Finally, remember two things.
1. Land appreciates. So getting right properties as assets along with your optimal hardware is always a prudent investment.

2. Machines depreciates. At Inndus, we invest 40 minutes per day on machine maintenance alone. This is preventive maintenance and it has to be done to maintain a quality output.

Inndus: A true print leader
There are very few true print leaders in India. Do you aim to be a true leader?

If yes, then think of the type of digital printing service you would like to provide and the scale of operations that you will set up.

I recall an order that we had from Malaysia for a thousand invitation cards. We decided to produce the job as the customer was ready to pay a premium. That job taught me a lot of things. The job had to be of an international standard. Therefore, the cutting had to be perfect and precise. The product had to be crisp in terms of capturing the spot colours and reproducing them accurately, guaranteeing a proper finish including the right sort of gumming.

An existing print enterprise can attract a new stream of revenue by having an in-house team that believe in the products and services that the business provides. That’s how Inndus has reached where we have; a printing company that manufactures around 300 products and has over 400 regular customers.

Of this, 50 of our top customers provide 60% of our business. These customers endorse our brand identity. Today, we attract a new breed of marketing graduates into our firm who are passionate about marketing. These are young committed people who have made customer satisfaction the centre of focus for all areas of our operation - sales, administration, production and dispatch. From a technology point of view, it may be similar to what other digital print firms do, but what gives Inndus an edge over our competition, is the ability to deliver top-notch quality, reliably and consistently.
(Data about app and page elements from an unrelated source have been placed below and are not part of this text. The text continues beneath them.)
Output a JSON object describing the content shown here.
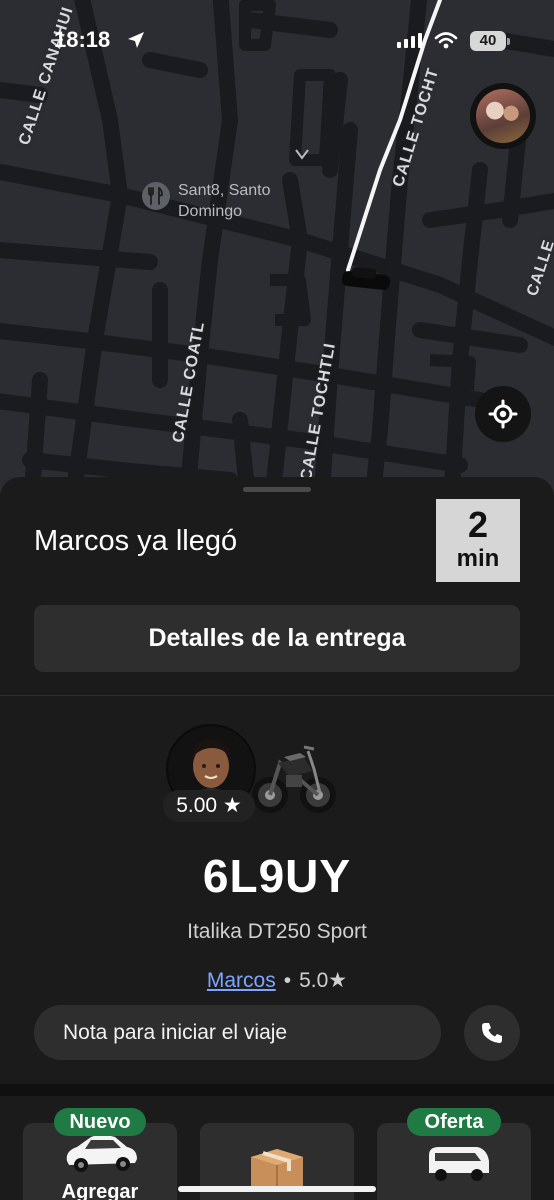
{
  "status_bar": {
    "time": "18:18",
    "battery": "40"
  },
  "map": {
    "streets": [
      {
        "name": "CALLE CANAHUI"
      },
      {
        "name": "CALLE TOCHT"
      },
      {
        "name": "CALLE COATL"
      },
      {
        "name": "CALLE TOCHTLI"
      },
      {
        "name": "CALLE"
      }
    ],
    "poi": {
      "icon": "restaurant-icon",
      "label": "Sant8, Santo Domingo"
    }
  },
  "sheet": {
    "arrival_text": "Marcos ya llegó",
    "eta_value": "2",
    "eta_unit": "min",
    "details_button": "Detalles de la entrega",
    "driver_rating": "5.00 ★",
    "plate": "6L9UY",
    "vehicle_model": "Italika DT250 Sport",
    "driver_name": "Marcos",
    "driver_score": "5.0★",
    "note_placeholder": "Nota para iniciar el viaje"
  },
  "options": [
    {
      "tag": "Nuevo",
      "label": "Agregar"
    },
    {
      "tag": "",
      "label": ""
    },
    {
      "tag": "Oferta",
      "label": ""
    }
  ],
  "colors": {
    "sheet_bg": "#1b1b1b",
    "button_bg": "#2e2e2e",
    "link_blue": "#7da4ff",
    "tag_green": "#1f7a44",
    "eta_box": "#d6d6d6"
  }
}
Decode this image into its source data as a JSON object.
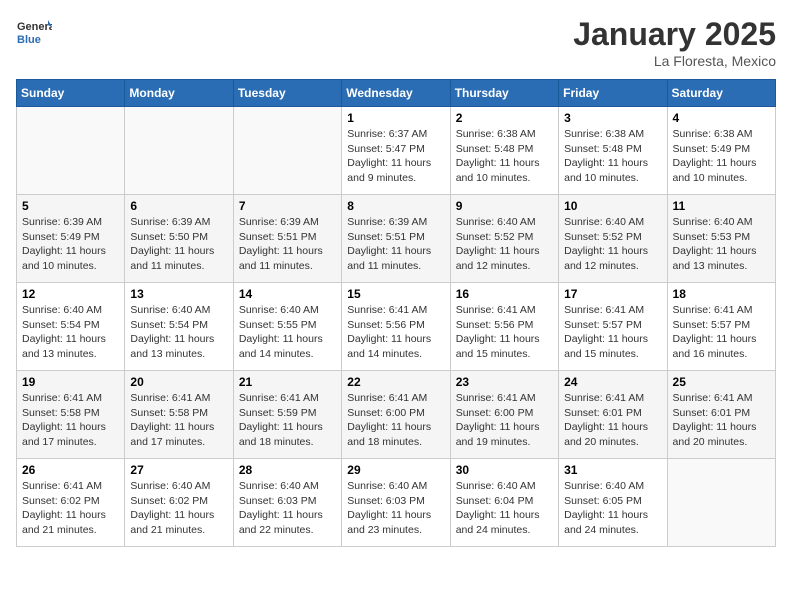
{
  "header": {
    "logo_general": "General",
    "logo_blue": "Blue",
    "month_title": "January 2025",
    "location": "La Floresta, Mexico"
  },
  "weekdays": [
    "Sunday",
    "Monday",
    "Tuesday",
    "Wednesday",
    "Thursday",
    "Friday",
    "Saturday"
  ],
  "weeks": [
    [
      {
        "day": "",
        "info": ""
      },
      {
        "day": "",
        "info": ""
      },
      {
        "day": "",
        "info": ""
      },
      {
        "day": "1",
        "info": "Sunrise: 6:37 AM\nSunset: 5:47 PM\nDaylight: 11 hours and 9 minutes."
      },
      {
        "day": "2",
        "info": "Sunrise: 6:38 AM\nSunset: 5:48 PM\nDaylight: 11 hours and 10 minutes."
      },
      {
        "day": "3",
        "info": "Sunrise: 6:38 AM\nSunset: 5:48 PM\nDaylight: 11 hours and 10 minutes."
      },
      {
        "day": "4",
        "info": "Sunrise: 6:38 AM\nSunset: 5:49 PM\nDaylight: 11 hours and 10 minutes."
      }
    ],
    [
      {
        "day": "5",
        "info": "Sunrise: 6:39 AM\nSunset: 5:49 PM\nDaylight: 11 hours and 10 minutes."
      },
      {
        "day": "6",
        "info": "Sunrise: 6:39 AM\nSunset: 5:50 PM\nDaylight: 11 hours and 11 minutes."
      },
      {
        "day": "7",
        "info": "Sunrise: 6:39 AM\nSunset: 5:51 PM\nDaylight: 11 hours and 11 minutes."
      },
      {
        "day": "8",
        "info": "Sunrise: 6:39 AM\nSunset: 5:51 PM\nDaylight: 11 hours and 11 minutes."
      },
      {
        "day": "9",
        "info": "Sunrise: 6:40 AM\nSunset: 5:52 PM\nDaylight: 11 hours and 12 minutes."
      },
      {
        "day": "10",
        "info": "Sunrise: 6:40 AM\nSunset: 5:52 PM\nDaylight: 11 hours and 12 minutes."
      },
      {
        "day": "11",
        "info": "Sunrise: 6:40 AM\nSunset: 5:53 PM\nDaylight: 11 hours and 13 minutes."
      }
    ],
    [
      {
        "day": "12",
        "info": "Sunrise: 6:40 AM\nSunset: 5:54 PM\nDaylight: 11 hours and 13 minutes."
      },
      {
        "day": "13",
        "info": "Sunrise: 6:40 AM\nSunset: 5:54 PM\nDaylight: 11 hours and 13 minutes."
      },
      {
        "day": "14",
        "info": "Sunrise: 6:40 AM\nSunset: 5:55 PM\nDaylight: 11 hours and 14 minutes."
      },
      {
        "day": "15",
        "info": "Sunrise: 6:41 AM\nSunset: 5:56 PM\nDaylight: 11 hours and 14 minutes."
      },
      {
        "day": "16",
        "info": "Sunrise: 6:41 AM\nSunset: 5:56 PM\nDaylight: 11 hours and 15 minutes."
      },
      {
        "day": "17",
        "info": "Sunrise: 6:41 AM\nSunset: 5:57 PM\nDaylight: 11 hours and 15 minutes."
      },
      {
        "day": "18",
        "info": "Sunrise: 6:41 AM\nSunset: 5:57 PM\nDaylight: 11 hours and 16 minutes."
      }
    ],
    [
      {
        "day": "19",
        "info": "Sunrise: 6:41 AM\nSunset: 5:58 PM\nDaylight: 11 hours and 17 minutes."
      },
      {
        "day": "20",
        "info": "Sunrise: 6:41 AM\nSunset: 5:58 PM\nDaylight: 11 hours and 17 minutes."
      },
      {
        "day": "21",
        "info": "Sunrise: 6:41 AM\nSunset: 5:59 PM\nDaylight: 11 hours and 18 minutes."
      },
      {
        "day": "22",
        "info": "Sunrise: 6:41 AM\nSunset: 6:00 PM\nDaylight: 11 hours and 18 minutes."
      },
      {
        "day": "23",
        "info": "Sunrise: 6:41 AM\nSunset: 6:00 PM\nDaylight: 11 hours and 19 minutes."
      },
      {
        "day": "24",
        "info": "Sunrise: 6:41 AM\nSunset: 6:01 PM\nDaylight: 11 hours and 20 minutes."
      },
      {
        "day": "25",
        "info": "Sunrise: 6:41 AM\nSunset: 6:01 PM\nDaylight: 11 hours and 20 minutes."
      }
    ],
    [
      {
        "day": "26",
        "info": "Sunrise: 6:41 AM\nSunset: 6:02 PM\nDaylight: 11 hours and 21 minutes."
      },
      {
        "day": "27",
        "info": "Sunrise: 6:40 AM\nSunset: 6:02 PM\nDaylight: 11 hours and 21 minutes."
      },
      {
        "day": "28",
        "info": "Sunrise: 6:40 AM\nSunset: 6:03 PM\nDaylight: 11 hours and 22 minutes."
      },
      {
        "day": "29",
        "info": "Sunrise: 6:40 AM\nSunset: 6:03 PM\nDaylight: 11 hours and 23 minutes."
      },
      {
        "day": "30",
        "info": "Sunrise: 6:40 AM\nSunset: 6:04 PM\nDaylight: 11 hours and 24 minutes."
      },
      {
        "day": "31",
        "info": "Sunrise: 6:40 AM\nSunset: 6:05 PM\nDaylight: 11 hours and 24 minutes."
      },
      {
        "day": "",
        "info": ""
      }
    ]
  ]
}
This was a two-step process. First, to maximise profit so that we can re-invest and grow. The key is to manage costs and still have two lakh print runs per month on a high-end four-colour engine (iGen3, to start with). This is a common approach and one that is proven through workflow automation.

And the second step is increasing your revenue by finding new customers or share-of-wallet from existing ones. This is possible by facilitating a seamless service for your customers.

Graphics art is the name of the game
From a digital printer we transformed ourselves into a graphics art player.

Ultimately, it is about your customers! So you have to know or find out what tools/ technologies will help them to achieve their goals – are we helping them to reach their sales goals by having a targeted communications campaign? Then database management, personalisation, and marketing analytics is a must. For this, you need to stay ahead of the technology curve. Invest in ideas, buy books, collaborate and connect with fellow printers.

What is the easiest way to get colour right every time? How many print profiles should one maintain on a digital press? What kind of paper stock should one store?

I believe in the credo: The more you share, the more you learn.

Having said that, it is equally important not to just think about the production side of the business but the full end-to-end customer experience from the initial inquiry, proof, production, finishing, delivery through to invoice and payment collections.

Understand your forte and target your market accordingly. If your strength lies in high volumes and low margins, your focus should be traditional publishing, catalogues & POS. But with the flexibility of digital printing, higher-margins are a reality in packaging, and other key niche verticals that are selling /marketing high value products.

At Inndus, on-demand personalised printing is a digital print service – and it continues to thrive.

This Sunday Column is part of a plant visit followed by a conversation with Shailesh Sharma, the managing director of Inndus Cards & Gifts, Mumbai